Lean manufacturers strive for continuous improvement and elimination of non-value-added activities. Rather than scheduling workflow from one functional department to another, these manufacturers organize their facilities into cross-functional work groups or cells.
Lean manufacturing is a “pull-demand” system, where customer orders jumpstart the production process. Lean companies view inventory not as an asset but as a waste of cash flow and storage space.
From a benchmarking standpoint, liquidity and profitability ratios tend to decline when traditional cost accounting methods are applied to newly improved operations. For example, to minimize inventory, companies transitioning from mass production to lean production must initially deplete in-stock inventories before producing more units. They also must write off obsolete items. As they implement lean principles, many companies learn that their inventories were overvalued due to obsolete items and inaccurate overhead allocation rates (traditionally based on direct labor hours).
During the transition phase, several costs — such as deferred compensation and overhead expense — transition from the balance sheet to the income statement. Accordingly, lean manufacturers may initially report higher costs and, therefore, reduced profits on their income statements. In addition, their balance sheets initially show lower inventory.
Alone, these financial statement trends will likely raise a red flag among investors and lenders — and possibly lead to erroneous business decisions.
Standard cost accounting is time consuming and transaction-driven. To estimate cost of goods sold, standard cost accounting uses complex variance accounts, such as purchase price variances, labor efficiency variances and overhead spending variances.
In contrast, lean accounting is relatively simple and flexible. Rather than lumping costs into overhead, lean accounting methods trace costs directly to the manufacturer’s cost of goods sold, typically dividing them into four value stream categories:
These are easier to understand and evaluate than the variances used in standard cost accounting. In addition, box score reports are often used in lean accounting to supplement profit and loss statements. These reports list performance measures that traditional financial statements neglect, such as scrap rates, inventory turns, on-time delivery rates, customer satisfaction scores and sales per employee.

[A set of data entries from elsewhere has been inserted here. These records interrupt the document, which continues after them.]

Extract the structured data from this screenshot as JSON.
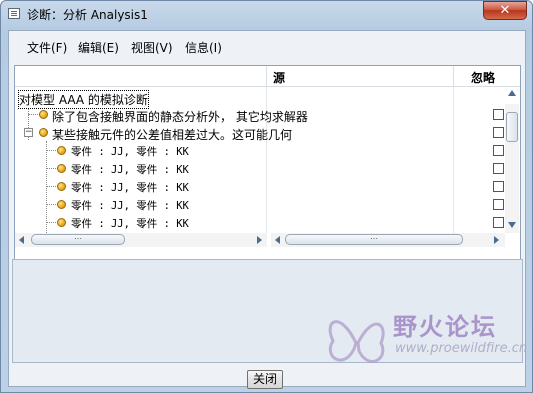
{
  "window": {
    "title": "诊断：分析 Analysis1",
    "close_glyph": "✕"
  },
  "menu": [
    {
      "label": "文件(F)"
    },
    {
      "label": "编辑(E)"
    },
    {
      "label": "视图(V)"
    },
    {
      "label": "信息(I)"
    }
  ],
  "tree": {
    "columns": {
      "source": "源",
      "ignore": "忽略"
    },
    "root_label": "对模型 AAA 的模拟诊断",
    "rows": [
      {
        "label": "除了包含接触界面的静态分析外， 其它均求解器"
      },
      {
        "label": "某些接触元件的公差值相差过大。这可能几何"
      },
      {
        "label": "零件 : JJ, 零件 : KK"
      },
      {
        "label": "零件 : JJ, 零件 : KK"
      },
      {
        "label": "零件 : JJ, 零件 : KK"
      },
      {
        "label": "零件 : JJ, 零件 : KK"
      },
      {
        "label": "零件 : JJ, 零件 : KK"
      }
    ],
    "ignore_checked": [
      false,
      false,
      false,
      false,
      false,
      false,
      false
    ]
  },
  "footer": {
    "close_label": "关闭"
  },
  "watermark": {
    "text": "野火论坛",
    "url": "www.proewildfire.cn"
  },
  "colors": {
    "title_bar": "#c9d9ea",
    "close_button": "#c75b42",
    "status_dot": "#e2a30b"
  }
}
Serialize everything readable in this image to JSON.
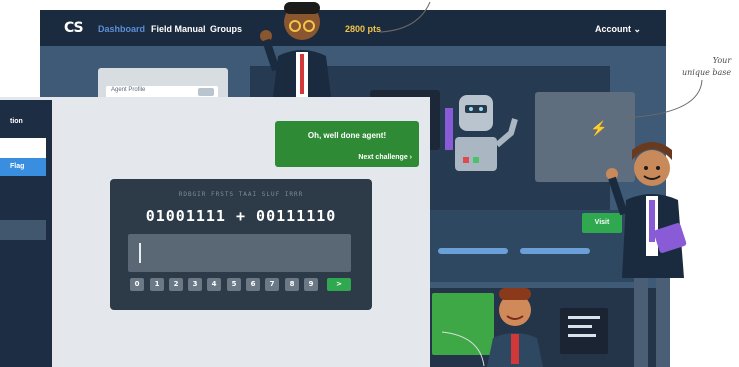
{
  "app": {
    "logo": "CS",
    "nav": [
      "Dashboard",
      "Field Manual",
      "Groups"
    ],
    "points": "2800 pts",
    "account": "Account",
    "colors": {
      "topbar": "#1b2b3f",
      "accent": "#5b8dd8",
      "points": "#f2c54a",
      "success": "#2e8a34"
    }
  },
  "profile_card": {
    "label": "Agent Profile"
  },
  "sidebar": {
    "title": "tion",
    "active_item": "Flag"
  },
  "puzzle": {
    "cipher_hint": "RDBGIR FRSTS TAAI SLUF IRRR",
    "equation": "01001111 + 00111110",
    "keypad": [
      "0",
      "1",
      "2",
      "3",
      "4",
      "5",
      "6",
      "7",
      "8",
      "9"
    ],
    "submit_icon": "chevron-right-icon"
  },
  "notification": {
    "message": "Oh, well done agent!",
    "link": "Next challenge ›"
  },
  "base": {
    "visit_label": "Visit"
  },
  "annotation": {
    "line1": "Your",
    "line2": "unique base"
  }
}
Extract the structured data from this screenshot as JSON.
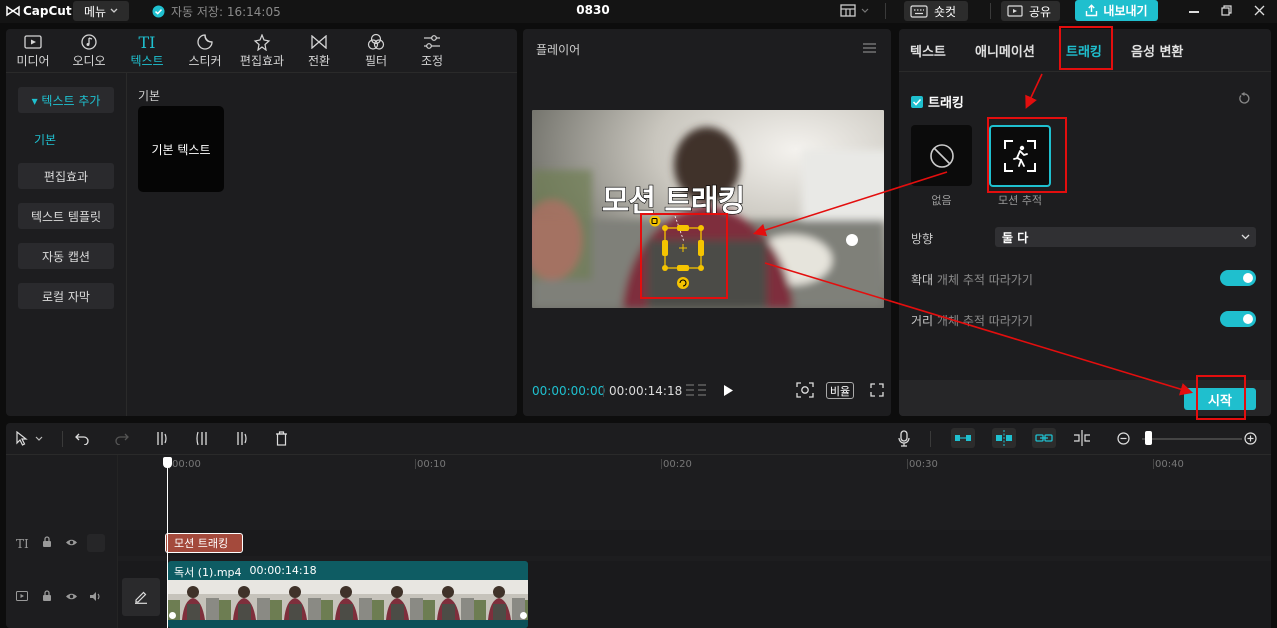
{
  "titlebar": {
    "logo_text": "CapCut",
    "menu_label": "메뉴",
    "autosave": "자동 저장: 16:14:05",
    "project_title": "0830",
    "shortcut_label": "숏컷",
    "share_label": "공유",
    "export_label": "내보내기"
  },
  "categories": [
    {
      "label": "미디어"
    },
    {
      "label": "오디오"
    },
    {
      "label": "텍스트",
      "icon_text": "TI"
    },
    {
      "label": "스티커"
    },
    {
      "label": "편집효과"
    },
    {
      "label": "전환"
    },
    {
      "label": "필터"
    },
    {
      "label": "조정"
    }
  ],
  "sidebar": {
    "add_text": "▾ 텍스트 추가",
    "basic": "기본",
    "effects": "편집효과",
    "templates": "텍스트 템플릿",
    "auto_caption": "자동 캡션",
    "local_caption": "로컬 자막"
  },
  "content": {
    "section_label": "기본",
    "preset_label": "기본 텍스트"
  },
  "player": {
    "title": "플레이어",
    "overlay_text": "모션 트래킹",
    "time_current": "00:00:00:00",
    "time_total": "00:00:14:18",
    "ratio_label": "비율"
  },
  "right_panel": {
    "tabs": [
      {
        "label": "텍스트"
      },
      {
        "label": "애니메이션"
      },
      {
        "label": "트래킹"
      },
      {
        "label": "음성 변환"
      }
    ],
    "tracking_label": "트래킹",
    "options": [
      {
        "label": "없음"
      },
      {
        "label": "모션 추적"
      }
    ],
    "direction_label": "방향",
    "direction_value": "둘 다",
    "scale_label": "확대",
    "scale_desc": "개체 추적 따라가기",
    "distance_label": "거리",
    "distance_desc": "개체 추적 따라가기",
    "start_label": "시작"
  },
  "timeline": {
    "ruler": [
      "00:00",
      "00:10",
      "00:20",
      "00:30",
      "00:40"
    ],
    "text_clip": "모션 트래킹",
    "video_clip_name": "독서 (1).mp4",
    "video_clip_duration": "00:00:14:18",
    "text_track_icon": "TI"
  },
  "colors": {
    "accent": "#1fc0cf",
    "annotation": "#e30e0e",
    "text_clip": "#a44a3c",
    "video_clip": "#0e5c63"
  }
}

Most companies are required to use standard cost accounting methods for formal reporting purposes to comply with U.S. Generally Accepted Accounting Principles (GAAP). But lean manufacturers may benefit from comparing traditional and lean financial statements. Such comparisons may even highlight areas to target with future lean improvement initiatives. Contact us for more information.